RICHMOND, Va. (WRIC) — It seems that now more than ever, kids have a lot on their plates. There are so many dealing with bullying, school stresses and problems at home, but a new program is helping without their families having to go far to find it.
Nine-year-old Erin Moore was getting picked on at school, and her confidence seriously took a hit.
“It’s hard to know where to turn,” says Erin’s grandma, Nancy Maxey.
She asked their family doctor where to get some help for Erin, and it ended up being right there in the same practice. To meet a growing need for pediatric mental health services, UMFS and Bon Secours are partnering up to provide clinicians in primary care offices at Laburnum Medical Center and St. Mary’s Hospital. They treat patients ages 5 to 17 who are experiencing depression, anxiety, grief, abuse or are contemplating suicide.
“We’re trying to intervene early and really provide the intervention that’s unique to that child’s and family’s situation,” explains Marcy Johnson, the UMFS Vice President of Programs.
“It’s a stitch in time saves nine approach to addressing those needs to adverse childhood experiences,” explains Robert Fortini, the Bon Secours Vice President of Clinical Services. “Certainly addressing those behavioral obstacles at 5-years of age or 6-years of age is the best way to do that.”
Early traumas often lead to chronic illnesses or criminal behavior, according to a study by the CDC and Kaiser Health.
This program hopes to prevent problems down the road and give patients like Erin another resource in a doctor’s office where they are already comfortable.
“Having one right there has been a blessing,” Maxey says about this new mental health support within the practice.
Since starting this partnership, Bon Secours says there has been a drop in the number of emergency room visits, which cost a lot more than primary care appointments.

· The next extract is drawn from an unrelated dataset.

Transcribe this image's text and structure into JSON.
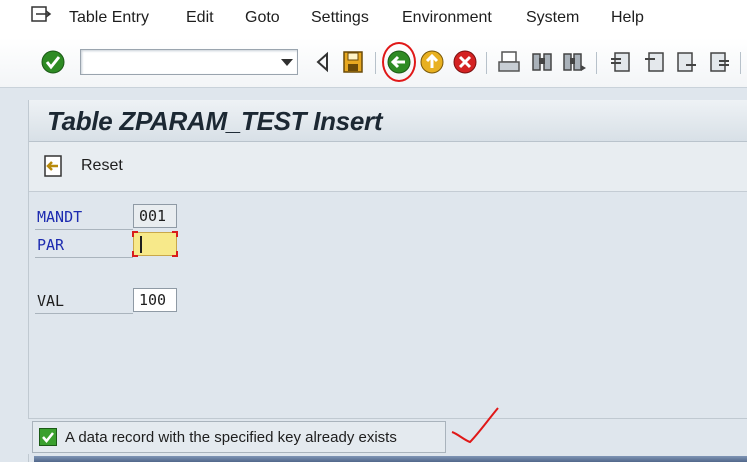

The program is planning to expand to Hanover County in the next few months.